• [ASSIGNED TASK]
Every record here needs to be retyped exactly.

[Excerpts from an interface dataset]

※ ※ ※

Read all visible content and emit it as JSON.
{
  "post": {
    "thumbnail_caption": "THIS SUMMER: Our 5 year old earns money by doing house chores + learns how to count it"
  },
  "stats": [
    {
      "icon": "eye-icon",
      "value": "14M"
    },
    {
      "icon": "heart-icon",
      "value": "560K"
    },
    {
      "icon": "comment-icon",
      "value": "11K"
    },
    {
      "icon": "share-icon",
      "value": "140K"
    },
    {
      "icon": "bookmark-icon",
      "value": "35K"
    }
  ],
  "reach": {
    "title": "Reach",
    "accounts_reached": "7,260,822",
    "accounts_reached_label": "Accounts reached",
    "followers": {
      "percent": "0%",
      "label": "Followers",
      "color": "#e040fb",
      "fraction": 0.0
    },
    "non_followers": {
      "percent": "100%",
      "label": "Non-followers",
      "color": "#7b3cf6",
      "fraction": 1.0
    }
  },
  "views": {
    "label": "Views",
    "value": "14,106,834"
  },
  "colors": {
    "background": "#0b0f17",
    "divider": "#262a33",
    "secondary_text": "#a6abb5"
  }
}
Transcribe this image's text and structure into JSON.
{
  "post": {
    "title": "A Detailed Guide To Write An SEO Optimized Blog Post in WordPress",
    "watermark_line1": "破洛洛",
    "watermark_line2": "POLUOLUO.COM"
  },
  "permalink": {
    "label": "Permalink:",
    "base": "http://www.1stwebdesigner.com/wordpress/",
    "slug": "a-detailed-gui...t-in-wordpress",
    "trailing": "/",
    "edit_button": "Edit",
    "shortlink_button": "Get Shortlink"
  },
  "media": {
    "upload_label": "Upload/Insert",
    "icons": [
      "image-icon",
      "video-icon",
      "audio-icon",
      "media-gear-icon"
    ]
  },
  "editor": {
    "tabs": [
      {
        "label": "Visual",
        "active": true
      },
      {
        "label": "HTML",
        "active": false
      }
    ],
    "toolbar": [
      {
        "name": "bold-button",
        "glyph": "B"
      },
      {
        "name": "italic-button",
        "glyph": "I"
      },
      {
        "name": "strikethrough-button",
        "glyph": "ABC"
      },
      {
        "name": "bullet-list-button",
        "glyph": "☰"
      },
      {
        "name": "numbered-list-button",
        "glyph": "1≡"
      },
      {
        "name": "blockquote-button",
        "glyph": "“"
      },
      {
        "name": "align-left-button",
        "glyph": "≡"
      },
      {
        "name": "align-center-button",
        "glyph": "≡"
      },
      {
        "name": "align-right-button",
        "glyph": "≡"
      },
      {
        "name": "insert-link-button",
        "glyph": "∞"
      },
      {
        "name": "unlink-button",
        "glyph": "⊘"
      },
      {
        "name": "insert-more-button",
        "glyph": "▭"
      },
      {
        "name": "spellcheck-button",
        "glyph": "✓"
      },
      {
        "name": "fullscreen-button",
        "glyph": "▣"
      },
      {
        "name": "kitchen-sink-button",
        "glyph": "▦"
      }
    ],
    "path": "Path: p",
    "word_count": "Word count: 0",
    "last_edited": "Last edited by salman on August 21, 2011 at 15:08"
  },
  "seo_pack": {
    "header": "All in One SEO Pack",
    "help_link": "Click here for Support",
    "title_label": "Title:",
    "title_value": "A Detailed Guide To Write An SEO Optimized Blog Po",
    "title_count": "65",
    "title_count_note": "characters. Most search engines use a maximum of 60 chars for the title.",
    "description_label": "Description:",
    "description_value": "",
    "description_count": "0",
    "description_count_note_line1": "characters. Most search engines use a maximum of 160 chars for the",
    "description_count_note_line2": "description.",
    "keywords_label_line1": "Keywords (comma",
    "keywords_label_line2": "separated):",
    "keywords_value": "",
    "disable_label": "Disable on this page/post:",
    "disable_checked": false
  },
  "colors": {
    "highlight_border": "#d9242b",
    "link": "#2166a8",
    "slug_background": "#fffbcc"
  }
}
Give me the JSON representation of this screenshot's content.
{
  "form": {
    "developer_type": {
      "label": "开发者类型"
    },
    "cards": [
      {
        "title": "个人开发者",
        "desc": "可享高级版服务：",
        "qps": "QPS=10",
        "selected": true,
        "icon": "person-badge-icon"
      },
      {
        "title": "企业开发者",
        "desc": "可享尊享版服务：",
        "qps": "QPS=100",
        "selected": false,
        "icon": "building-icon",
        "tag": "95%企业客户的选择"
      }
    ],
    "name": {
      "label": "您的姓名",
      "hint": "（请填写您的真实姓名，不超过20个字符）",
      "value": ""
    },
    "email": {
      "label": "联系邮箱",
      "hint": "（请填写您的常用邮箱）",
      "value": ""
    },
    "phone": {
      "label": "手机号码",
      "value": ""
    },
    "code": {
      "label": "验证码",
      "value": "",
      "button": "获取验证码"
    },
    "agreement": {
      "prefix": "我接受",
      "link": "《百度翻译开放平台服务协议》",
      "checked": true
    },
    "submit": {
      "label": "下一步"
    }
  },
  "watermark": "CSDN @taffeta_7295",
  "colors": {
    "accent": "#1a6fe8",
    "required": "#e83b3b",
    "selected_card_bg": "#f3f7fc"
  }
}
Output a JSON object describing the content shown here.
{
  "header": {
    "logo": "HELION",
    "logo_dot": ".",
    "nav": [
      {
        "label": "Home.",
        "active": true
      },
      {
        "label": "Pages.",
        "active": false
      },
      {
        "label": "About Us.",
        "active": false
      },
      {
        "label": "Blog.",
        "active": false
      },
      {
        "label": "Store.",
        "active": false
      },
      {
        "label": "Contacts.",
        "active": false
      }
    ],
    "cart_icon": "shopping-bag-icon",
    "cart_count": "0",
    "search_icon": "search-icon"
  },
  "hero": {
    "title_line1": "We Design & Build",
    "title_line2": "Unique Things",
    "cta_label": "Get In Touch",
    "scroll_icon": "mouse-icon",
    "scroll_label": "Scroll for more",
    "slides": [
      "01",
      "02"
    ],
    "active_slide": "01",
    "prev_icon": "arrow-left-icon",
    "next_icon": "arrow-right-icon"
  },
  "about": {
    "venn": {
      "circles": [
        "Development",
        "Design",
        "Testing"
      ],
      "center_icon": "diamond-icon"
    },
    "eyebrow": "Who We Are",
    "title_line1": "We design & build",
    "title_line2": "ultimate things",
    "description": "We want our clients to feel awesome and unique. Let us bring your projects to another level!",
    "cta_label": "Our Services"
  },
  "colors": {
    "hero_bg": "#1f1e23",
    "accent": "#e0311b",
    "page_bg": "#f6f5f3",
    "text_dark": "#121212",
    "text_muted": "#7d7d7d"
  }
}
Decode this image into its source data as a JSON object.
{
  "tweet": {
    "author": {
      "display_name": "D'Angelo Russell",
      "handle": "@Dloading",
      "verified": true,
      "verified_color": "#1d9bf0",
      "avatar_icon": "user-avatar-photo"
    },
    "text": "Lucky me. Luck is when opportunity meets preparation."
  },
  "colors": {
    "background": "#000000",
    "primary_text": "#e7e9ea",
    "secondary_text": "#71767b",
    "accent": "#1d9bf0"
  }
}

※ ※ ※

• [SOLUTION TO THE PROBLEM]
Read all visible content and emit it as JSON.
{
  "post": {
    "thumbnail_caption": "THIS SUMMER: Our 5 year old earns money by doing house chores + learns how to count it"
  },
  "stats": [
    {
      "icon": "eye-icon",
      "value": "14M"
    },
    {
      "icon": "heart-icon",
      "value": "560K"
    },
    {
      "icon": "comment-icon",
      "value": "11K"
    },
    {
      "icon": "share-icon",
      "value": "140K"
    },
    {
      "icon": "bookmark-icon",
      "value": "35K"
    }
  ],
  "reach": {
    "title": "Reach",
    "accounts_reached": "7,260,822",
    "accounts_reached_label": "Accounts reached",
    "followers": {
      "percent": "0%",
      "label": "Followers",
      "color": "#e040fb",
      "fraction": 0.0
    },
    "non_followers": {
      "percent": "100%",
      "label": "Non-followers",
      "color": "#7b3cf6",
      "fraction": 1.0
    }
  },
  "views": {
    "label": "Views",
    "value": "14,106,834"
  },
  "colors": {
    "background": "#0b0f17",
    "divider": "#262a33",
    "secondary_text": "#a6abb5"
  }
}
Transcribe this image's text and structure into JSON.
{
  "post": {
    "title": "A Detailed Guide To Write An SEO Optimized Blog Post in WordPress",
    "watermark_line1": "破洛洛",
    "watermark_line2": "POLUOLUO.COM"
  },
  "permalink": {
    "label": "Permalink:",
    "base": "http://www.1stwebdesigner.com/wordpress/",
    "slug": "a-detailed-gui...t-in-wordpress",
    "trailing": "/",
    "edit_button": "Edit",
    "shortlink_button": "Get Shortlink"
  },
  "media": {
    "upload_label": "Upload/Insert",
    "icons": [
      "image-icon",
      "video-icon",
      "audio-icon",
      "media-gear-icon"
    ]
  },
  "editor": {
    "tabs": [
      {
        "label": "Visual",
        "active": true
      },
      {
        "label": "HTML",
        "active": false
      }
    ],
    "toolbar": [
      {
        "name": "bold-button",
        "glyph": "B"
      },
      {
        "name": "italic-button",
        "glyph": "I"
      },
      {
        "name": "strikethrough-button",
        "glyph": "ABC"
      },
      {
        "name": "bullet-list-button",
        "glyph": "☰"
      },
      {
        "name": "numbered-list-button",
        "glyph": "1≡"
      },
      {
        "name": "blockquote-button",
        "glyph": "“"
      },
      {
        "name": "align-left-button",
        "glyph": "≡"
      },
      {
        "name": "align-center-button",
        "glyph": "≡"
      },
      {
        "name": "align-right-button",
        "glyph": "≡"
      },
      {
        "name": "insert-link-button",
        "glyph": "∞"
      },
      {
        "name": "unlink-button",
        "glyph": "⊘"
      },
      {
        "name": "insert-more-button",
        "glyph": "▭"
      },
      {
        "name": "spellcheck-button",
        "glyph": "✓"
      },
      {
        "name": "fullscreen-button",
        "glyph": "▣"
      },
      {
        "name": "kitchen-sink-button",
        "glyph": "▦"
      }
    ],
    "path": "Path: p",
    "word_count": "Word count: 0",
    "last_edited": "Last edited by salman on August 21, 2011 at 15:08"
  },
  "seo_pack": {
    "header": "All in One SEO Pack",
    "help_link": "Click here for Support",
    "title_label": "Title:",
    "title_value": "A Detailed Guide To Write An SEO Optimized Blog Po",
    "title_count": "65",
    "title_count_note": "characters. Most search engines use a maximum of 60 chars for the title.",
    "description_label": "Description:",
    "description_value": "",
    "description_count": "0",
    "description_count_note_line1": "characters. Most search engines use a maximum of 160 chars for the",
    "description_count_note_line2": "description.",
    "keywords_label_line1": "Keywords (comma",
    "keywords_label_line2": "separated):",
    "keywords_value": "",
    "disable_label": "Disable on this page/post:",
    "disable_checked": false
  },
  "colors": {
    "highlight_border": "#d9242b",
    "link": "#2166a8",
    "slug_background": "#fffbcc"
  }
}
Give me the JSON representation of this screenshot's content.
{
  "form": {
    "developer_type": {
      "label": "开发者类型"
    },
    "cards": [
      {
        "title": "个人开发者",
        "desc": "可享高级版服务：",
        "qps": "QPS=10",
        "selected": true,
        "icon": "person-badge-icon"
      },
      {
        "title": "企业开发者",
        "desc": "可享尊享版服务：",
        "qps": "QPS=100",
        "selected": false,
        "icon": "building-icon",
        "tag": "95%企业客户的选择"
      }
    ],
    "name": {
      "label": "您的姓名",
      "hint": "（请填写您的真实姓名，不超过20个字符）",
      "value": ""
    },
    "email": {
      "label": "联系邮箱",
      "hint": "（请填写您的常用邮箱）",
      "value": ""
    },
    "phone": {
      "label": "手机号码",
      "value": ""
    },
    "code": {
      "label": "验证码",
      "value": "",
      "button": "获取验证码"
    },
    "agreement": {
      "prefix": "我接受",
      "link": "《百度翻译开放平台服务协议》",
      "checked": true
    },
    "submit": {
      "label": "下一步"
    }
  },
  "watermark": "CSDN @taffeta_7295",
  "colors": {
    "accent": "#1a6fe8",
    "required": "#e83b3b",
    "selected_card_bg": "#f3f7fc"
  }
}
Output a JSON object describing the content shown here.
{
  "header": {
    "logo": "HELION",
    "logo_dot": ".",
    "nav": [
      {
        "label": "Home.",
        "active": true
      },
      {
        "label": "Pages.",
        "active": false
      },
      {
        "label": "About Us.",
        "active": false
      },
      {
        "label": "Blog.",
        "active": false
      },
      {
        "label": "Store.",
        "active": false
      },
      {
        "label": "Contacts.",
        "active": false
      }
    ],
    "cart_icon": "shopping-bag-icon",
    "cart_count": "0",
    "search_icon": "search-icon"
  },
  "hero": {
    "title_line1": "We Design & Build",
    "title_line2": "Unique Things",
    "cta_label": "Get In Touch",
    "scroll_icon": "mouse-icon",
    "scroll_label": "Scroll for more",
    "slides": [
      "01",
      "02"
    ],
    "active_slide": "01",
    "prev_icon": "arrow-left-icon",
    "next_icon": "arrow-right-icon"
  },
  "about": {
    "venn": {
      "circles": [
        "Development",
        "Design",
        "Testing"
      ],
      "center_icon": "diamond-icon"
    },
    "eyebrow": "Who We Are",
    "title_line1": "We design & build",
    "title_line2": "ultimate things",
    "description": "We want our clients to feel awesome and unique. Let us bring your projects to another level!",
    "cta_label": "Our Services"
  },
  "colors": {
    "hero_bg": "#1f1e23",
    "accent": "#e0311b",
    "page_bg": "#f6f5f3",
    "text_dark": "#121212",
    "text_muted": "#7d7d7d"
  }
}
Decode this image into its source data as a JSON object.
{
  "tweet": {
    "author": {
      "display_name": "D'Angelo Russell",
      "handle": "@Dloading",
      "verified": true,
      "verified_color": "#1d9bf0",
      "avatar_icon": "user-avatar-photo"
    },
    "text": "Lucky me. Luck is when opportunity meets preparation."
  },
  "colors": {
    "background": "#000000",
    "primary_text": "#e7e9ea",
    "secondary_text": "#71767b",
    "accent": "#1d9bf0"
  }
}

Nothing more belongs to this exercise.